The Belgian news in 2005 - Part II
The Belgian newsin 2005 - Part II
The heaviest rainfall in seven years results in more than 4,000 calls for assistance placed with emergency services in Flanders. The storm broke on 4 July and raged for much of the night and throughout the next day. The West Flanders region was hardest hit. Fire fighters were called in to pump cellars dry, clear flooded streets and evacuate residents. The military was also deployed as provincial alarm plan moved into phase three.
7 July 2005
MPs approve disaster fund legislation
Parliament approves legislation granting insurance against natural disasters. It means that victims of natural disasters — such as an earthquake, dike collapse or flood — will be obligatorily covered under normal fire insurance. It means normal householders will have the same coverage as those who live in risk areas — and were therefore already obligated to have natural disaster insurance.
However, the flooding victims in West Flanders are not yet covered, but may lodge a request for compensation with the federal government's disaster fund. Interior Minister Patrick Dewael said the flooding in Flanders will probably officially qualify as a natural disaster, opening up the possibility of federal compensation.
Despite the celebrations, new state reform talks are planned in 2007
Mass crowds gather in Brussels as Belgium celebrates Independence Day with church services, a military parade and street parties. Brussels police commissioner Christian de Coninck said about 750,000 people visited Brussels, more than previous years. This year's national day holiday held extra significance as Belgium celebrated 175 years of independence and 25 years of federalism.
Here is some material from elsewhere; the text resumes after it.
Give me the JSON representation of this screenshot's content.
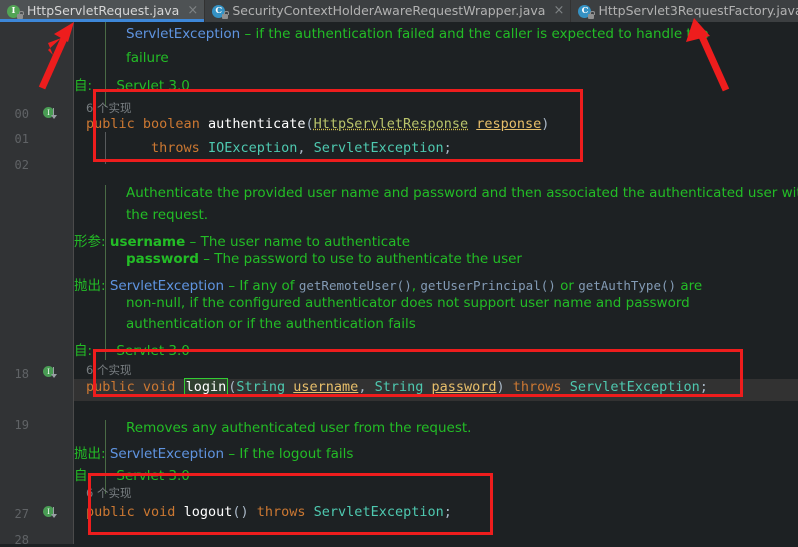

- See also our feature: Flying the Belgian flag
30 July 2005
Remembering the Ghislenghien disaster
14 people or companies have been charged over the tragic explosion